On Aug. 3, 2013, the Obama Administration vetoed the U.S. International Trade Commission’s June 4 order excluding certain Apple Inc. (“Apple”) products from import because they were found to infringe a standard-essential patent (“SEP”) owned by Samsung Electronics Co., Ltd. and Samsung Telecommunications America Inc. (“Samsung”). The veto, officially termed a “disapproval” and issued by U.S. Trade Representative Michael Froman, is the first such action since 1987. The Administration’s veto likely will bring the ITC in line with the growing consensus of courts and competition authorities across the globe that has sharply limited injunctive or exclusionary relief for SEP infringement.
An SEP is a patent essential to a technical standard adopted by an industry standard-setting organization (“SSO”). Typically, in return for an SEP’s inclusion in the technical standard, standard participants agree to license their SEPs on fair, reasonable, and non-discriminatory (“FRAND”) terms. Notwithstanding these promises, SEP owners have sought injunctions or exclusion orders against companies for allegedly infringing SEPs in several recent court cases and administrative proceedings.
Many regulators and courts have expressed concern that SEP owners’ pursuit of injunctive or exclusionary relief may damage the integrity of the standard-setting process. Electronic device manufacturers, who implement relevant industry standards in reliance on SEP owners’ promises to license their SEPs on FRAND terms, may be forced to pay licensing fees in excess of FRAND terms to avoid a crippling injunction or exclusion order. As a consequence, seeking injunctions and/or exclusion orders on SEPs can distort competition and increase prices for consumers.
Samsung filed a complaint against Apple in the ITC alleging infringement of four patents. The Administrative Law Judge ruled that Apple did not infringe any valid patent claims. The ITC reversed in part, ruling that Apple did infringe one of the four patents. Samsung had claimed that this patent was essential to the Universal Mobile Telecommunications Standard for cellular networks, and had agreed to license the patent on FRAND terms. The ITC issued exclusion and cease-and-desist orders that would have prevented Apple from importing certain iPhone and iPad models that operate on the AT&T network.
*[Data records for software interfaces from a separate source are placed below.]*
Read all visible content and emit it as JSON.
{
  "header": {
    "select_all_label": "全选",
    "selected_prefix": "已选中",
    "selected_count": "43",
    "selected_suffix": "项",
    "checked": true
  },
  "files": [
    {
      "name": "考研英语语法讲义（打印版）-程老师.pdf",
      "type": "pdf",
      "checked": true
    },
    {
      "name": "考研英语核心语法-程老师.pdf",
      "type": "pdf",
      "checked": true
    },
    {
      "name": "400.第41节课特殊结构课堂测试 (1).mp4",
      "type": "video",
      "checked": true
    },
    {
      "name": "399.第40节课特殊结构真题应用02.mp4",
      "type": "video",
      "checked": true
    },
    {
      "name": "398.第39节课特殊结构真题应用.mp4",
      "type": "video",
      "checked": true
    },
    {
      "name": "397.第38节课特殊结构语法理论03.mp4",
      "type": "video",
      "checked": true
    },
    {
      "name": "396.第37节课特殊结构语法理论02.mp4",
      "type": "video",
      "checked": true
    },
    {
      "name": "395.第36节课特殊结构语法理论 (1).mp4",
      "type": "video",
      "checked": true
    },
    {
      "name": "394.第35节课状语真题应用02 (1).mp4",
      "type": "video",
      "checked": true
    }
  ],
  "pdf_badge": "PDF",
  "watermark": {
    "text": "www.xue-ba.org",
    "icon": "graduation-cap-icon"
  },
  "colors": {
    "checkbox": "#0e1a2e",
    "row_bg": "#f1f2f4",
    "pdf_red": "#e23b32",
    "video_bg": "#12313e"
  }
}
One Commissioner dissented, reasoning that the exclusionary relief granted to Samsung was “not consistent with the public interest” determination required in ITC cases.
The White House, acting through the United States Trade Representative, disapproved the ITC's exclusion order. The Administration’s veto letter reaffirms concerns over “patent holdup” raised by the Department of Justice and the U.S. Patent and Trademark Office in their joint Policy Statement on Remedies for Standard-Essential Patents Subject to Voluntary/FRAND Commitments dated January 8, 2013. For this reason, exclusion orders for SEPs should be rare, such as when the alleged infringer is beyond the jurisdiction of U.S. courts. Further, the letter stated:
in any future cases involving SEPs that are subject to voluntary FRAND commitments, the Commission should be certain to (1) to examine thoroughly and carefully on its own initiative the public interest issues presented both at the outset of its proceeding and when determining whether a particular remedy is in the public interest and (2) seek proactively to have the parties develop a comprehensive factual record related to these issues in the proceedings before the Administrative Law Judge and during the formal remedy phase of the investigation before the Commission, including information on the standard-essential nature of the patent at issue if contested by the patent holder and the presence or absence of patent-hold up or reverse hold-up.
The implications of the Administration’s veto extend far beyond Apple and Samsung. Most immediately, the veto is likely to have a significant impact on the numerous SEP-related cases now before the ITC. These include actions by Samsung and Ericsson against each other (both parties assert SEPs) and cases where SEP owners seek exclusion orders against Nokia, ZTE, Huawei and RealTek among others.
However, the real impact of the Administration’s decision is that it decreases the ITC’s attractiveness as a forum for SEP owners. Nearly every other legal authority that has spoken on this issue—including the U.S. Department of Justice; the U.S. Federal Trade Commission; the U.S. Patent and Trademark Office; the 9th Circuit Court of Appeal; district courts in California, Illinois and Washington; the European Commission competition authority; and courts in Japan and the Netherlands—has issued statements and rulings that the kind of exclusion order issued by the ITC distorts competition, undermines the public interest, and harms consumers. The ITC ruling overturned by the Administration had been an outlier in that regard. The Administration’s decision likely will change that going forward.
It is important to note that the reasoning underlying the Administration’s veto only applies to SEPs. Other patents generally are not encumbered with a promise to license on FRAND terms and the accompanying waiver of the right to exclude in all but rare circumstances. Likewise, non-SEPs do not implicate the same competition and public interest concerns. Industry participants are not “locked in” to using the patented technology through a standard, and instead may attempt to design around the patented technology. Going forward, the Administration is not likely to change its treatment of exclusion orders that the ITC issues for infringement of non-SEPs, which are almost never vetoed.
For more information about the Samsung-Apple ITC case or its implications, please contact the authors or your Orrick relationship partner.